Best Practices for Mitigating Negative Interactions Between Marine Mammals and MicroROVs

Today, we published our guidelines on the responsible operation of small recreational ROVs around marine mammals.

You can read the full paper here: Thaler and friends (2019) Bot Meets Whale: Best Practices for Mitigating Negative Interactions Between Marine Mammals and MicroROVs. DOI: 10.3389/fmars.2019.00506.

Reprinted below are the explicit guidelines proposed in the paper.

1. Education. Central to any mitigation strategy involving diverse stakeholders, ranging from professional to recreational, is user education. The following are critical to establishing a responsible user community: Ensuring all potential microROV users 1) not only understand the laws and regulations for wildlife viewing that apply to the jurisdiction in which they are operating, but understand why those regulations are in place; and, most importantly, 2) have internalized a stewardship ethic that motivates them to respect the rationale behind those regulations even when operating in regions where those regulations are not enforced. This is most effective when it occurs at point-of-sale or registration of the microROV. Thus, while the additional four guidelines relate to the user, this first one relates to the manufacturer. To most effectively convey the potential harm that microROVs could pose to marine mammals, the manufacturers are best positioned to educate their user base by providing informational material with each microROV sale. 

2. Avoid unintentional contact by maintaining situational awareness. As some of the most disruptive outcomes of interaction between marine mammals and microROVs are unintentional contact, users must maintain comprehensive situational awareness of their operating site, the location of their tether, and the presence of any marine mammals. When an animal-initiated approach is observed, users should first confirm that the microROV tether is not in the path of approach and then either remain stationary with thrusters powered down until the animal passes or remove the vehicle from the water while causing minimal disturbance.

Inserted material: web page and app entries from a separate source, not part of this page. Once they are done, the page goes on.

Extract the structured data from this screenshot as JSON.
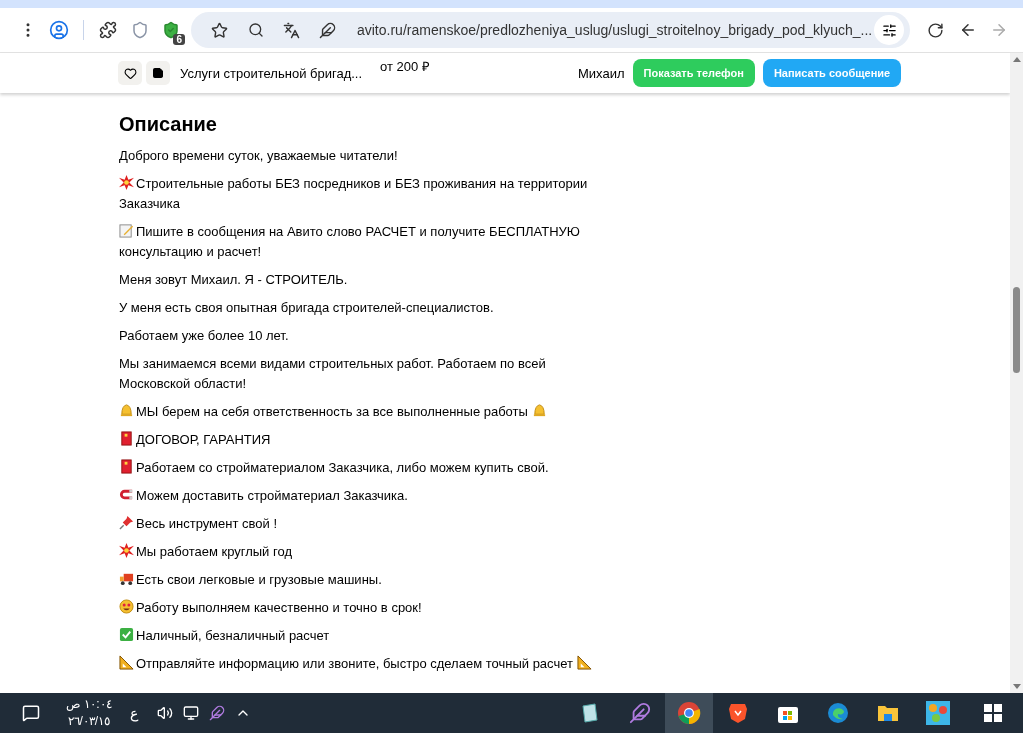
{
  "browser": {
    "url": "avito.ru/ramenskoe/predlozheniya_uslug/uslugi_stroitelnoy_brigady_pod_klyuch_...",
    "extension_badge": "6"
  },
  "sticky_header": {
    "title": "Услуги строительной бригад...",
    "price": "от 200 ₽",
    "seller": "Михаил",
    "buttons": [
      {
        "label": "Показать телефон",
        "kind": "call"
      },
      {
        "label": "Написать сообщение",
        "kind": "message"
      }
    ]
  },
  "description": {
    "heading": "Описание",
    "paragraphs": [
      {
        "text": "Доброго времени суток, уважаемые читатели!",
        "kind": "plain"
      },
      {
        "text": "Строительные работы БЕЗ посредников и БЕЗ проживания на территории Заказчика",
        "kind": "collision"
      },
      {
        "text": "Пишите в сообщения на Авито слово РАСЧЕТ и получите БЕСПЛАТНУЮ консультацию и расчет!",
        "kind": "memo"
      },
      {
        "text": "Меня зовут Михаил. Я - СТРОИТЕЛЬ.",
        "kind": "plain"
      },
      {
        "text": "У меня есть своя опытная бригада строителей-специалистов.",
        "kind": "plain"
      },
      {
        "text": "Работаем уже более 10 лет.",
        "kind": "plain"
      },
      {
        "text": "Мы занимаемся всеми видами строительных работ. Работаем по всей Московской области!",
        "kind": "plain"
      },
      {
        "text": "МЫ берем на себя ответственность за все выполненные работы",
        "kind": "bell",
        "end_icon": true
      },
      {
        "text": "ДОГОВОР, ГАРАНТИЯ",
        "kind": "card"
      },
      {
        "text": "Работаем со стройматериалом Заказчика, либо можем купить свой.",
        "kind": "card"
      },
      {
        "text": "Можем доставить стройматериал Заказчика.",
        "kind": "magnet"
      },
      {
        "text": "Весь инструмент свой !",
        "kind": "pin"
      },
      {
        "text": "Мы работаем круглый год",
        "kind": "collision"
      },
      {
        "text": "Есть свои легковые и грузовые машины.",
        "kind": "truck"
      },
      {
        "text": "Работу выполняем качественно и точно в срок!",
        "kind": "starface"
      },
      {
        "text": "Наличный, безналичный расчет",
        "kind": "check"
      },
      {
        "text": "Отправляйте информацию или звоните, быстро сделаем точный расчет",
        "kind": "ruler",
        "end_icon": true
      }
    ]
  },
  "taskbar": {
    "time": "١٠:٠٤ ص",
    "date": "٢٦/٠٣/١٥",
    "language": "ع"
  }
}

3. Avoid intentional contact by maintaining a safe distance and piloting responsibly. When operated in close proximity to marine mammals, microROVs should be treated no differently than any other vehicle. Intentional contact with marine mammals is not only highly disruptive but is illegal in some countries. MicroROV operators should familiarize themselves with local wildlife viewing regulations, always maintain a safe distance (50 to 100m; distances can be estimated by placing markers on the tether to act as a scale) when piloting a microROV in areas where marine mammals are present and maintain constant awareness over the location of both the robots and marine mammals. Where local regulations or professional standards exist for local tourism, microROVs should not get closer than the distances stipulated by local marine mammal approach standards. Any direct contact between a microROV and a marine mammal should be treated as an unacceptable encounter and microROV operations should cease immediately. Maintaining a safe distance will also mitigate the impact of noise produced by the microROV.

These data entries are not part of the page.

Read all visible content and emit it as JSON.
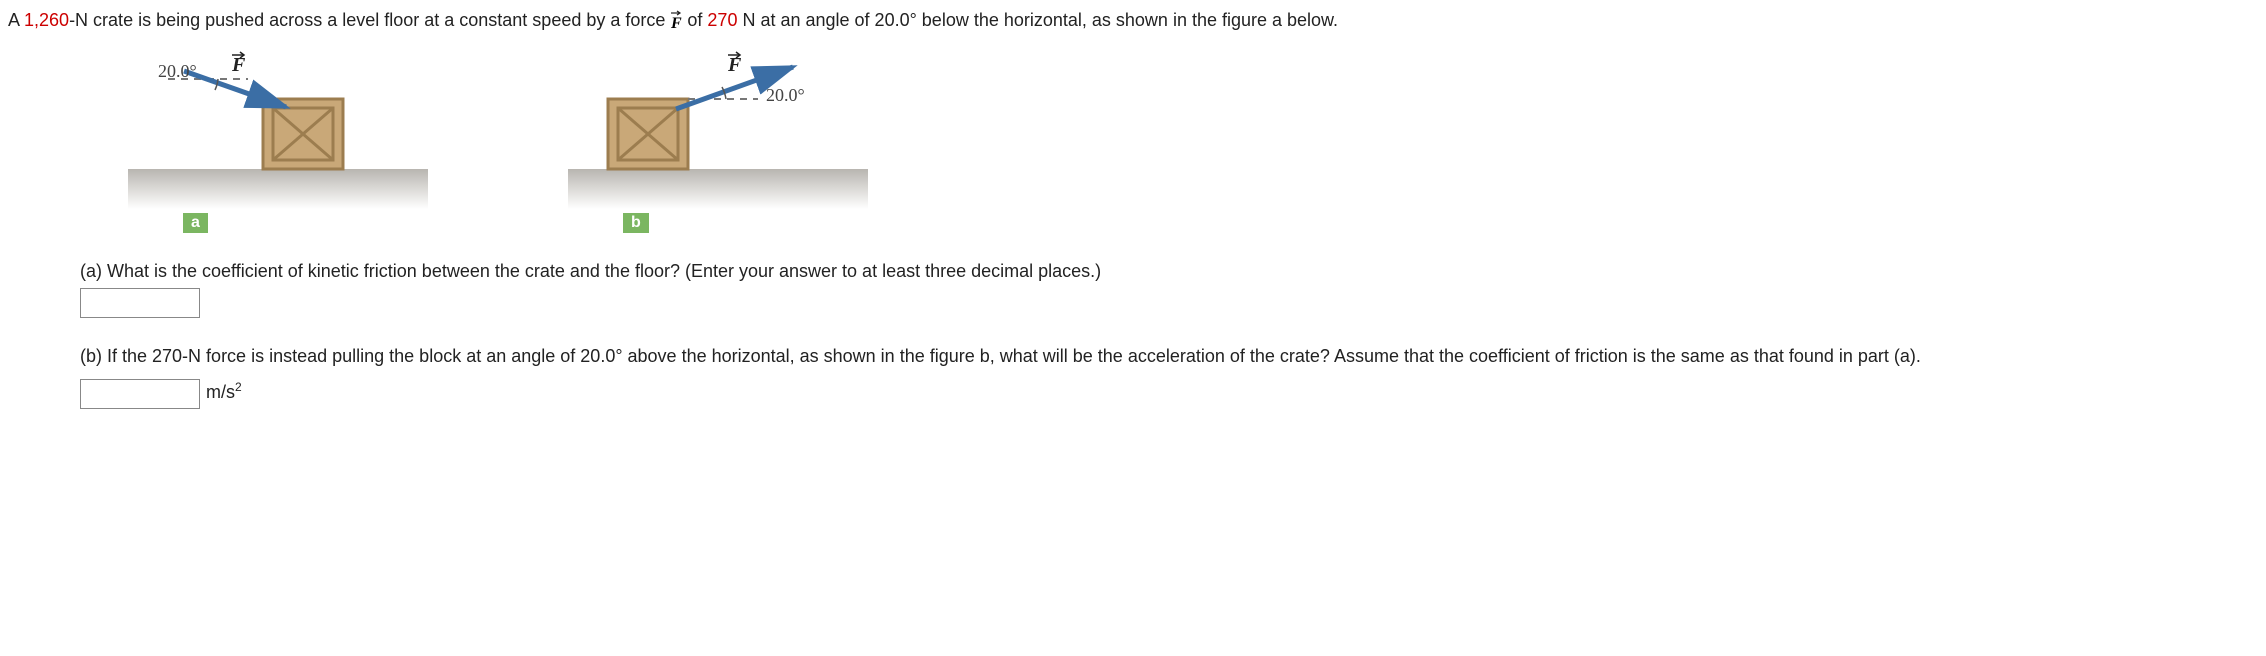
{
  "statement": {
    "pre": "A ",
    "weight": "1,260",
    "mid1": "-N crate is being pushed across a level floor at a constant speed by a force ",
    "force_symbol": "F",
    "mid2": " of ",
    "force_value": "270",
    "mid3": " N at an angle of 20.0° below the horizontal, as shown in the figure a below."
  },
  "figures": {
    "a": {
      "angle": "20.0°",
      "force": "F",
      "label": "a"
    },
    "b": {
      "angle": "20.0°",
      "force": "F",
      "label": "b"
    }
  },
  "part_a": {
    "text": "(a) What is the coefficient of kinetic friction between the crate and the floor? (Enter your answer to at least three decimal places.)"
  },
  "part_b": {
    "text": "(b) If the 270-N force is instead pulling the block at an angle of 20.0° above the horizontal, as shown in the figure b, what will be the acceleration of the crate? Assume that the coefficient of friction is the same as that found in part (a).",
    "unit": "m/s"
  }
}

4. Treat microROVs as a tool to reduce, rather than increase, vehicle density. MicroROVs present a powerful opportunity to allow a large number of people to safely view marine mammals. Because of this, it may be tempting to deploy multiple microROVs in regions where marine mammals are known to aggregate, thus increasing the risk of contact and behavioral alterations to the target species. MicroROVs should be treated as tools to reduce vehicle density by allowing multiple operators and viewers to use a single microROV feed as an alternative to many divers in the water or numerous tour boats. As multiple microROVs operating in a small area also create hazards for the devices, operators should adopt standards and protocols (such as “first-come, first-served” commonly used at popular SCUBA diving locations) to minimize microROV density.

5. Minimize deployment in regions of known ecological importance to marine mammals. There are a number of locations that have been designated as Marine Protected Areas or identified as “hotspots” for marine mammals, year-round and seasonally, such as Kealakekua Bay in Hawaii. In addition, there are locations where marine mammals are reliably sighted and engaged in normal behaviors, such as foraging, mating, or nursing. Operators should refrain from deploying microROVs in such areas, as well as in areas where marine mammals are present in large numbers. In cases where the microROV is already in the water, operators should recall the device if it becomes likely that direct or indirect contact could occur. Operators should always refrain from pursuing or otherwise interacting with marine mammals. In cases where rare and vulnerable species are observed (and particularly when engaged in critical behaviors such as forging, mating, or nursing young), microROV users should make every effort to remove their equipment from the water without causing additional disturbance.